*** EXERCISE INPUT Section Begins ***

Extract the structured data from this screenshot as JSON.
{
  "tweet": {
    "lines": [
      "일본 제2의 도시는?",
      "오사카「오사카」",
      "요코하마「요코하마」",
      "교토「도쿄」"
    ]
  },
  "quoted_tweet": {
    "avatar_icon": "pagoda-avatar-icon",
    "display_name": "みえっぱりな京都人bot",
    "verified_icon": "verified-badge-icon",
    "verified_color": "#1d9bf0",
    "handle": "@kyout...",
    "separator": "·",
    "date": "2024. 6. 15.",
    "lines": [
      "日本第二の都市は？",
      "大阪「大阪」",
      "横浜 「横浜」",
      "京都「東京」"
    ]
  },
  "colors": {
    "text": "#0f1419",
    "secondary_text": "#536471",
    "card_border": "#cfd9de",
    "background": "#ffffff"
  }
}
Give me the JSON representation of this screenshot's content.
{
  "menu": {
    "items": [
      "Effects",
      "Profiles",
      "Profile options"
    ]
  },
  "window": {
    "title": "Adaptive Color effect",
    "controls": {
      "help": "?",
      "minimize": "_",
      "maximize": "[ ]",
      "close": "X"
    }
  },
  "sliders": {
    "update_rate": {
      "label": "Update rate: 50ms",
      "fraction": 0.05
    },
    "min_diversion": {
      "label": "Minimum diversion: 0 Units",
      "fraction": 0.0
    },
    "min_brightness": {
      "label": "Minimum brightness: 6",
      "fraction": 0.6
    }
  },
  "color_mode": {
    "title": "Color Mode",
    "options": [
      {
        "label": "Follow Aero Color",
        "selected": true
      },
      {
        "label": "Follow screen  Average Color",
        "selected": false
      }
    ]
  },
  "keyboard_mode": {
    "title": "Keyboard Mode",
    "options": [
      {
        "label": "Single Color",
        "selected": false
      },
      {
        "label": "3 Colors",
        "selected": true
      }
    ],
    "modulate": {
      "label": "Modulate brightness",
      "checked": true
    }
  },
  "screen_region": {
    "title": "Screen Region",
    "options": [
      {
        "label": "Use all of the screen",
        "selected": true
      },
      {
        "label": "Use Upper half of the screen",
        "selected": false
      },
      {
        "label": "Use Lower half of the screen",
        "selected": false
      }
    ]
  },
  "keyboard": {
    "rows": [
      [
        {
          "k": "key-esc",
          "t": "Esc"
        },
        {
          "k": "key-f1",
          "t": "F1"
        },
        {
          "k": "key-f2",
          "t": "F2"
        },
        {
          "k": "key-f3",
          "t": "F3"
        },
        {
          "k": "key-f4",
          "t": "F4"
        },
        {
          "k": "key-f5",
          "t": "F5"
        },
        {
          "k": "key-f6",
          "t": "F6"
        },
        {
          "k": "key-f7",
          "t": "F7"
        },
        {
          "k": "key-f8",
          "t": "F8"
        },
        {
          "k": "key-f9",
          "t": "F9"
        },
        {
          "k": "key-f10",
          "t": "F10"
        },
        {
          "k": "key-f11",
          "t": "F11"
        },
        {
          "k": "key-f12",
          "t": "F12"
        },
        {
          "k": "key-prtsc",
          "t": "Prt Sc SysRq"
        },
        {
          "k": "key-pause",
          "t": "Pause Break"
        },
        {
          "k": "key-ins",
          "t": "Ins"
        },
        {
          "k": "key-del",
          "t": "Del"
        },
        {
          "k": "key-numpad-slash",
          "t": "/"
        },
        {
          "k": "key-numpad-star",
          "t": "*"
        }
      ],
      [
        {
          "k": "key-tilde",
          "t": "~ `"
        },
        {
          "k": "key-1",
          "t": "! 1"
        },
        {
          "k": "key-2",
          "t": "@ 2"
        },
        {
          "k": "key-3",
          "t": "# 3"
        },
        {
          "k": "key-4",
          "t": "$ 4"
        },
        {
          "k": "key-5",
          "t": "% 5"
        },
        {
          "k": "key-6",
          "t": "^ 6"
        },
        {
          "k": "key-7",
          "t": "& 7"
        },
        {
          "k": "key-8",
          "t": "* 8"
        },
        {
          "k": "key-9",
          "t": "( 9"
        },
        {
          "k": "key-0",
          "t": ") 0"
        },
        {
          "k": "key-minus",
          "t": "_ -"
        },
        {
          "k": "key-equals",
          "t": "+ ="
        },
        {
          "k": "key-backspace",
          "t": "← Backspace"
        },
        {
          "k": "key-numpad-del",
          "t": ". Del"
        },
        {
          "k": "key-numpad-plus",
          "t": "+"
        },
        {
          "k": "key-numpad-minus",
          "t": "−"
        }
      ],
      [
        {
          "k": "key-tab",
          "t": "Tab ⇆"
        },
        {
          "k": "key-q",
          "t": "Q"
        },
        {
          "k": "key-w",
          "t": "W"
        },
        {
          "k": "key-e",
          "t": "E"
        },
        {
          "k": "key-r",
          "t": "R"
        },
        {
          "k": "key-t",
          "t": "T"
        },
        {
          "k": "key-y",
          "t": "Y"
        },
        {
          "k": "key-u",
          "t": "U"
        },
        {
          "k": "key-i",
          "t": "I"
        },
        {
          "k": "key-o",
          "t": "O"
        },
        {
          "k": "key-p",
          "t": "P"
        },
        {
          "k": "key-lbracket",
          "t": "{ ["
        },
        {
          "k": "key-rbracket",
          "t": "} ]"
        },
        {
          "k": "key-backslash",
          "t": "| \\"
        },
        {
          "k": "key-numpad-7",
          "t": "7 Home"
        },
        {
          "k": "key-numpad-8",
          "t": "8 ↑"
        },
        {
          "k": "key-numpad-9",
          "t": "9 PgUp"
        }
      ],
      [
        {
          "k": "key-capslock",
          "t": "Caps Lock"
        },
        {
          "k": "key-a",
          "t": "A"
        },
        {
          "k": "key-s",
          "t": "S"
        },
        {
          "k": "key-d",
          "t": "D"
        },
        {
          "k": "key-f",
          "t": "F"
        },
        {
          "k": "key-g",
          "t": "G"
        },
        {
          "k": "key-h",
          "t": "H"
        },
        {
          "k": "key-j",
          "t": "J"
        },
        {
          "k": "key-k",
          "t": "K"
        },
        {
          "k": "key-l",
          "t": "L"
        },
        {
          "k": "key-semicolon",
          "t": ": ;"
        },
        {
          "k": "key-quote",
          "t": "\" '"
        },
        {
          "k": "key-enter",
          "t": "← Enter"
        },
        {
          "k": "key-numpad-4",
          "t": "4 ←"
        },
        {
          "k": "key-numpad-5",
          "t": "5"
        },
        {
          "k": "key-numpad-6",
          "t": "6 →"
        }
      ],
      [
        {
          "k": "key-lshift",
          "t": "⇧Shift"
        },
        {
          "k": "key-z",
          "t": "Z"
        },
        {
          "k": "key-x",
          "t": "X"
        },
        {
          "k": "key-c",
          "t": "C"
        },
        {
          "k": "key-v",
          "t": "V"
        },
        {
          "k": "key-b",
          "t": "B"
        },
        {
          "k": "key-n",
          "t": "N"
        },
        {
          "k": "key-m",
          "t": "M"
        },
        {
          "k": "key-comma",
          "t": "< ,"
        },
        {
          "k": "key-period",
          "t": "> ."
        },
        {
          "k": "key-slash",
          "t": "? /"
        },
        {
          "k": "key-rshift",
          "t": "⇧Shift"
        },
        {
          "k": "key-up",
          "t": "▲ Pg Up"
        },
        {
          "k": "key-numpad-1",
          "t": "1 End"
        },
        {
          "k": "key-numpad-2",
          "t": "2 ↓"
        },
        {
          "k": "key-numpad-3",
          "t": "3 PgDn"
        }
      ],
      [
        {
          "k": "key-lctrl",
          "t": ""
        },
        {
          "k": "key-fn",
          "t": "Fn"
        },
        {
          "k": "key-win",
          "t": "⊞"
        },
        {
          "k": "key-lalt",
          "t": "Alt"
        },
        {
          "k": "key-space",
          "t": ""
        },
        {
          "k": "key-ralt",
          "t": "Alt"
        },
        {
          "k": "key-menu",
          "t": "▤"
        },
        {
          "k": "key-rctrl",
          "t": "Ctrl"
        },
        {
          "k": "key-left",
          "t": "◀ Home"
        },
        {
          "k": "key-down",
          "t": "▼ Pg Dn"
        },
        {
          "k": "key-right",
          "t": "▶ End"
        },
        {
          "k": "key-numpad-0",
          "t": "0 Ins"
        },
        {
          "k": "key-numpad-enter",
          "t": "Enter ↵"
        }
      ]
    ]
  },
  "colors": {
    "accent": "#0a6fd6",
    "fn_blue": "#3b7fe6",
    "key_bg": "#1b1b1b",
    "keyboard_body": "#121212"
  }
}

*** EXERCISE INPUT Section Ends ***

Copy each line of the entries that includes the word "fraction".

      "fraction": 0.05
      "fraction": 0.0
      "fraction": 0.6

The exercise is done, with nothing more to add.